The party politicization of the Bundesrat, which is evident in the voting behaviour of the representatives of the Länder, and in the consequential down-grading of interests of individual Länder, though not intended by the founders of the Basic Law (Lehmbruch hypothesis), is an important topic of research on the political institutions of the Federal Republic. So far, however, it has remained difficult to pinpoint the exact degree of the dominance of party politics. The protocol of the plenary sessions of the Bundesrat does not register individual votes of the Länder. To test the degree of party politicization, research relied on data based on the party political composition of Land governments, and indirect evidence, such as the role of the reconciliation committee (Vermittlungsausschuss), statistical estimates, or case studies, and anecdotal evidence. Insights won in this way remain, however, remote from the locus of decision-making, the plenary sessions and the Bundesrat committees. The aim of the project is to bridge this gap by concentrating on the voting behaviour in the Bundesrat committees. Our analysis will be based on committee protocols accessible to the public. We focus on three periods, the 1950s, the 1970s, and the 2000 years. This allows us an in depth and at the same time panoramic view of party political influence on Bundesrat decisions. We test the results in a limited way for robustness by comparisons with the few cases where we know, how the Länder voted individually in the Bundesrat. We will also do some case studies and interviews for clarification.

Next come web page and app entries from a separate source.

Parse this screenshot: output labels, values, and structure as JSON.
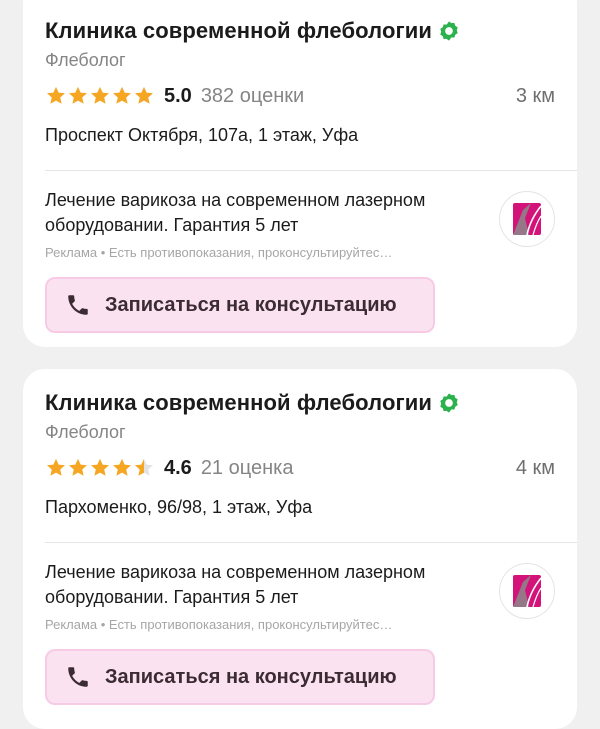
{
  "cards": [
    {
      "title": "Клиника современной флебологии",
      "specialty": "Флеболог",
      "rating": "5.0",
      "rating_fraction": 1.0,
      "reviews": "382 оценки",
      "distance": "3 км",
      "address": "Проспект Октября, 107а, 1 этаж, Уфа",
      "ad_text": "Лечение варикоза на современном лазерном оборудовании. Гарантия 5 лет",
      "ad_disclaimer": "Реклама • Есть противопоказания, проконсультируйтес…",
      "cta_label": "Записаться на консультацию"
    },
    {
      "title": "Клиника современной флебологии",
      "specialty": "Флеболог",
      "rating": "4.6",
      "rating_fraction": 0.92,
      "reviews": "21 оценка",
      "distance": "4 км",
      "address": "Пархоменко, 96/98, 1 этаж, Уфа",
      "ad_text": "Лечение варикоза на современном лазерном оборудовании. Гарантия 5 лет",
      "ad_disclaimer": "Реклама • Есть противопоказания, проконсультируйтес…",
      "cta_label": "Записаться на консультацию"
    }
  ],
  "colors": {
    "star": "#f5a623",
    "verified": "#2bb24c",
    "cta_bg": "#fbe2f1",
    "logo_brand": "#d4137a"
  },
  "icons": {
    "verified": "verified-badge-icon",
    "star": "star-icon",
    "phone": "phone-icon",
    "logo": "clinic-logo-icon"
  }
}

Supported by: German Research Foundation (DFG)

Time frame: 2017 – 2019
Funding amount:  € 242.900
Project team: Prof. Dr. Roland Sturm, Hon.-Prof. Dr. Markus M. Müller, Patrick Finke, M.A., Antonios Souris, M.A., Richard Zensen

The Cultural Political Economy of Austerity in Germany and the United Kingdom in the Long Era of Neoliberalism.

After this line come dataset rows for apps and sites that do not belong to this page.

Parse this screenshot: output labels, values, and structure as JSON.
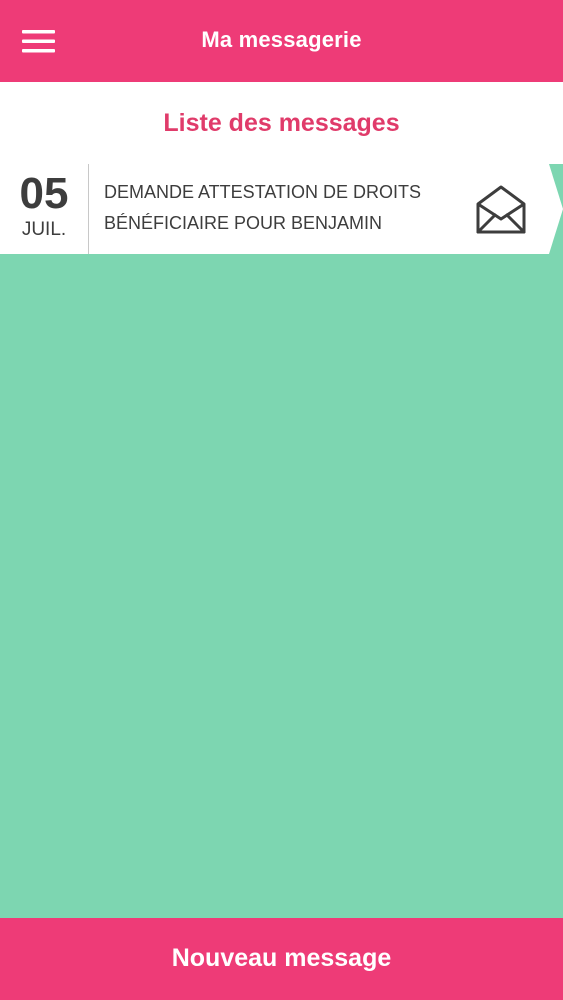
{
  "colors": {
    "primary": "#ee3b77",
    "title_pink": "#e03b6a",
    "background_green": "#7dd6b1",
    "text_dark": "#3d3d3d"
  },
  "header": {
    "menu_icon": "hamburger-menu-icon",
    "title": "Ma messagerie"
  },
  "list": {
    "title": "Liste des messages",
    "messages": [
      {
        "day": "05",
        "month": "JUIL.",
        "subject": "DEMANDE ATTESTATION DE DROITS BÉNÉFICIAIRE POUR BENJAMIN",
        "status_icon": "envelope-open-icon"
      }
    ]
  },
  "footer": {
    "new_message_label": "Nouveau message"
  }
}
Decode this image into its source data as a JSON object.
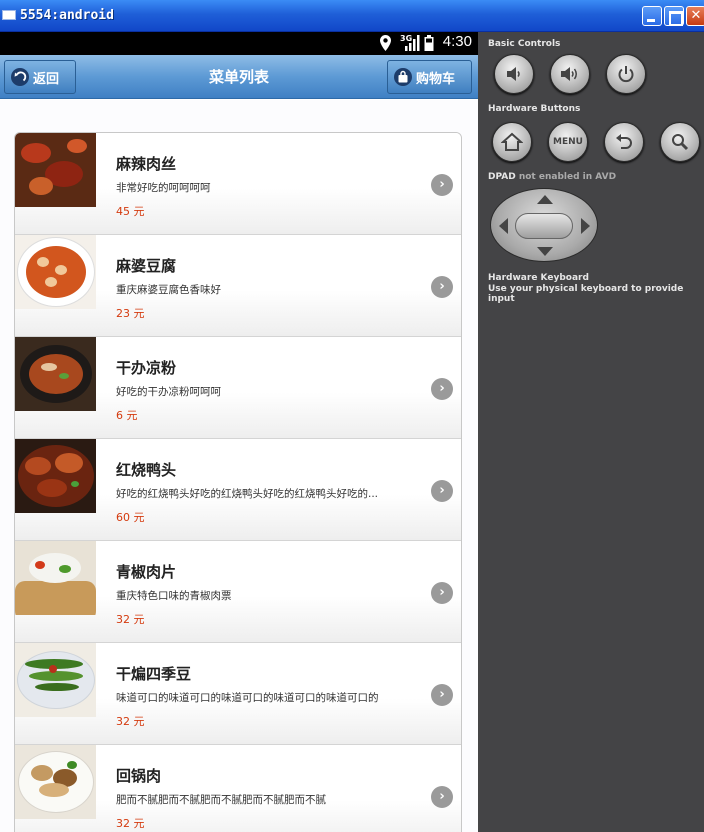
{
  "window": {
    "title": "5554:android",
    "minimize_glyph": "",
    "maximize_glyph": "",
    "close_glyph": "✕"
  },
  "statusbar": {
    "network": "3G",
    "time": "4:30",
    "icons": [
      "location-icon",
      "signal-icon",
      "battery-icon"
    ]
  },
  "appbar": {
    "back_label": "返回",
    "title": "菜单列表",
    "cart_label": "购物车"
  },
  "menu": [
    {
      "name": "麻辣肉丝",
      "desc": "非常好吃的呵呵呵呵",
      "price": "45 元"
    },
    {
      "name": "麻婆豆腐",
      "desc": "重庆麻婆豆腐色香味好",
      "price": "23 元"
    },
    {
      "name": "干办凉粉",
      "desc": "好吃的干办凉粉呵呵呵",
      "price": "6 元"
    },
    {
      "name": "红烧鸭头",
      "desc": "好吃的红烧鸭头好吃的红烧鸭头好吃的红烧鸭头好吃的...",
      "price": "60 元"
    },
    {
      "name": "青椒肉片",
      "desc": "重庆特色口味的青椒肉票",
      "price": "32 元"
    },
    {
      "name": "干煸四季豆",
      "desc": "味道可口的味道可口的味道可口的味道可口的味道可口的",
      "price": "32 元"
    },
    {
      "name": "回锅肉",
      "desc": "肥而不腻肥而不腻肥而不腻肥而不腻肥而不腻",
      "price": "32 元"
    }
  ],
  "panel": {
    "basic_controls": "Basic Controls",
    "hardware_buttons": "Hardware Buttons",
    "dpad_label": "DPAD",
    "dpad_note": "not enabled in AVD",
    "keyboard_title": "Hardware Keyboard",
    "keyboard_note": "Use your physical keyboard to provide input",
    "menu_button_label": "MENU"
  },
  "colors": {
    "price": "#d43a0e",
    "appbar": "#5d9ad5",
    "panel_bg": "#444446",
    "titlebar": "#1f5fd8"
  }
}
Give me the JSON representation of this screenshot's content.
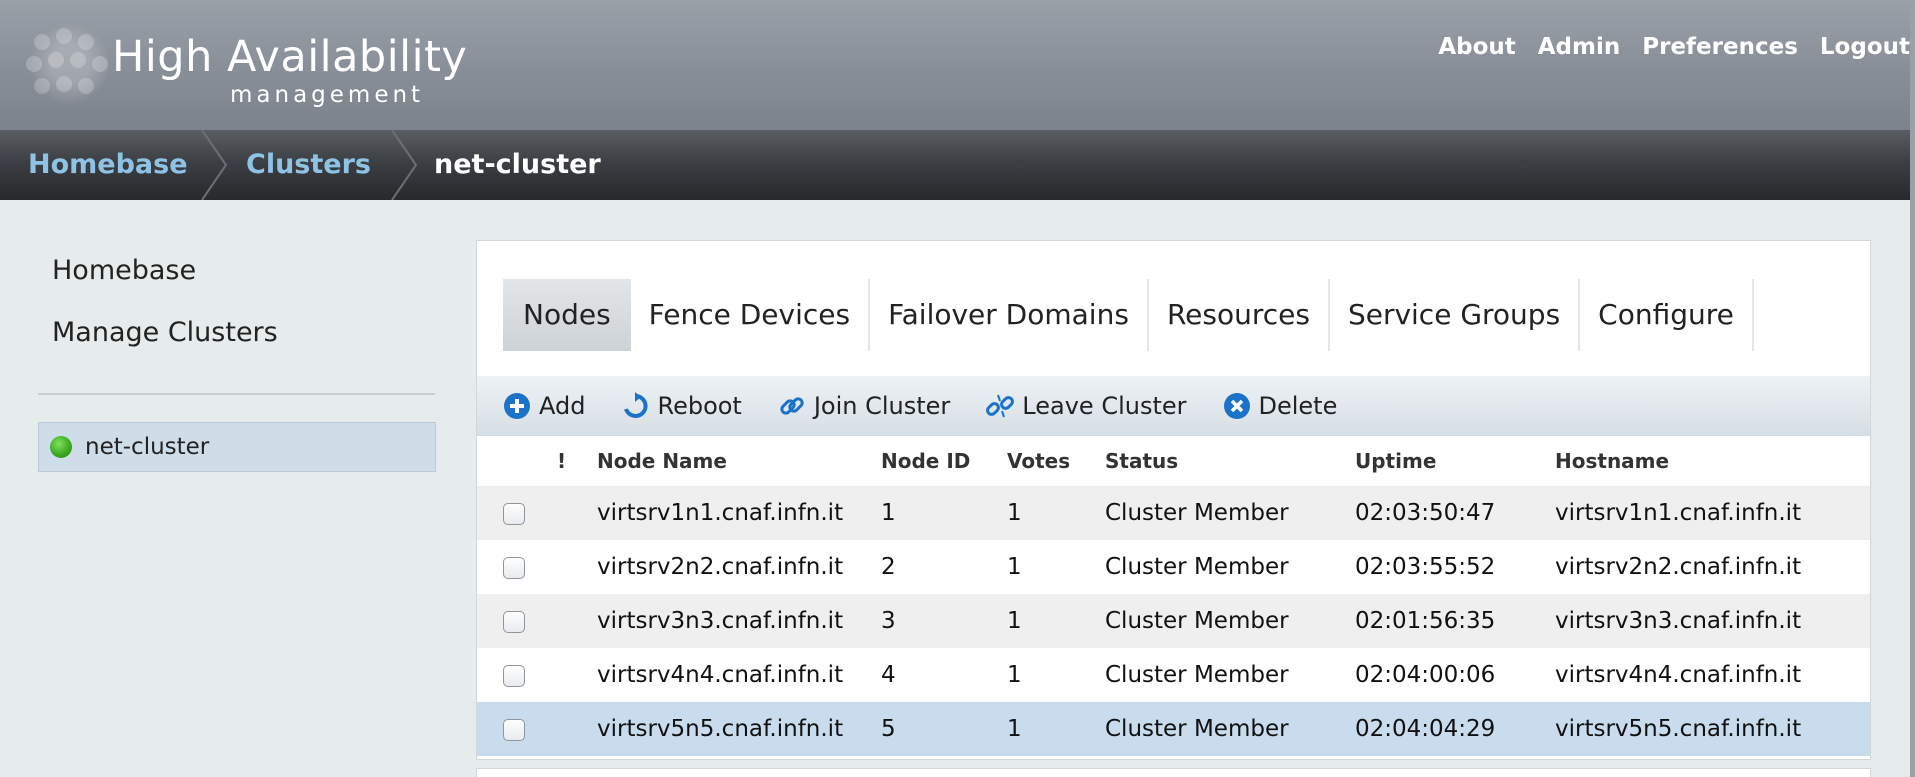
{
  "header": {
    "logo_title": "High Availability",
    "logo_subtitle": "management",
    "links": [
      "About",
      "Admin",
      "Preferences",
      "Logout"
    ]
  },
  "breadcrumb": {
    "items": [
      "Homebase",
      "Clusters",
      "net-cluster"
    ],
    "link_color": "#8fc3e6"
  },
  "sidebar": {
    "links": [
      "Homebase",
      "Manage Clusters"
    ],
    "clusters": [
      {
        "name": "net-cluster",
        "status_color": "#3caa22"
      }
    ]
  },
  "tabs": [
    "Nodes",
    "Fence Devices",
    "Failover Domains",
    "Resources",
    "Service Groups",
    "Configure"
  ],
  "active_tab": "Nodes",
  "toolbar": {
    "add": "Add",
    "reboot": "Reboot",
    "join": "Join Cluster",
    "leave": "Leave Cluster",
    "delete": "Delete"
  },
  "table": {
    "columns": [
      "!",
      "Node Name",
      "Node ID",
      "Votes",
      "Status",
      "Uptime",
      "Hostname"
    ],
    "rows": [
      {
        "node_name": "virtsrv1n1.cnaf.infn.it",
        "node_id": "1",
        "votes": "1",
        "status": "Cluster Member",
        "uptime": "02:03:50:47",
        "hostname": "virtsrv1n1.cnaf.infn.it"
      },
      {
        "node_name": "virtsrv2n2.cnaf.infn.it",
        "node_id": "2",
        "votes": "1",
        "status": "Cluster Member",
        "uptime": "02:03:55:52",
        "hostname": "virtsrv2n2.cnaf.infn.it"
      },
      {
        "node_name": "virtsrv3n3.cnaf.infn.it",
        "node_id": "3",
        "votes": "1",
        "status": "Cluster Member",
        "uptime": "02:01:56:35",
        "hostname": "virtsrv3n3.cnaf.infn.it"
      },
      {
        "node_name": "virtsrv4n4.cnaf.infn.it",
        "node_id": "4",
        "votes": "1",
        "status": "Cluster Member",
        "uptime": "02:04:00:06",
        "hostname": "virtsrv4n4.cnaf.infn.it"
      },
      {
        "node_name": "virtsrv5n5.cnaf.infn.it",
        "node_id": "5",
        "votes": "1",
        "status": "Cluster Member",
        "uptime": "02:04:04:29",
        "hostname": "virtsrv5n5.cnaf.infn.it"
      }
    ],
    "selected_row": 5
  },
  "colors": {
    "icon_blue": "#1a73c9",
    "selected_row": "#c8dced"
  }
}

Abstract:

Austerity is hotly debated topic within the social sciences. It cannot be reduced to spending cuts, but has to be understood as a complex social phenomenon with consequences for mental health and well-being, social equality, politics and everyday life. Some observers therefore, speak of an “age of austerity”. Although the relevance of austerity is without doubt, the understandings of this phenomenon diverge dramatically. Whereas supports argue that austerity is a rational recipe for indebted societies back to fiscal sustainability and economic growth, critics see in austerity a dangerous neoliberal idea that threatens human growth. As social reality is always mediated, media play a central role within the struggle between different evaluations and constructions of austerity. Not only language, but also images play an important role within this genre. But despite radical social constructivists assertions an analysis of austerity cannot be reduced to the form of texts and images alone. On the contrary, we have to think about the role of material conditions as well because they to a large extent help us to understand the forces behind semiotic forms. The philosophical underlabourer of Critical Realism in general of the Cultural Political Economy (CPE) approach in particular try to decode this relationship between semiotic forms and material forces that is also prominently discussed these days under the heading of “new materialism”. By incorporating the material social psychology of Erich Fromm as well as the work on multimodality from a theoretical and a methodological perspective, CPE shall be developed further so that an elaborated corpus assisted critical realist discourse analysis enables a deeper understanding of austerity in the United Kingdom and Germany during the era of neoliberalism.

Supported by: Emerging Talents Initiative (ETI)UniversitätsbundVisiting Professorship Programme, Innovationsfonds Lehre

Time frame: 2017-2018

Funding amount:  € 34.248

Project team: Dr. Tim GriebelProf. Dr. Stefan Evert, Fabian Fischer, Rebecca Henle, Sophie Marie Himmler, Karolina Kohl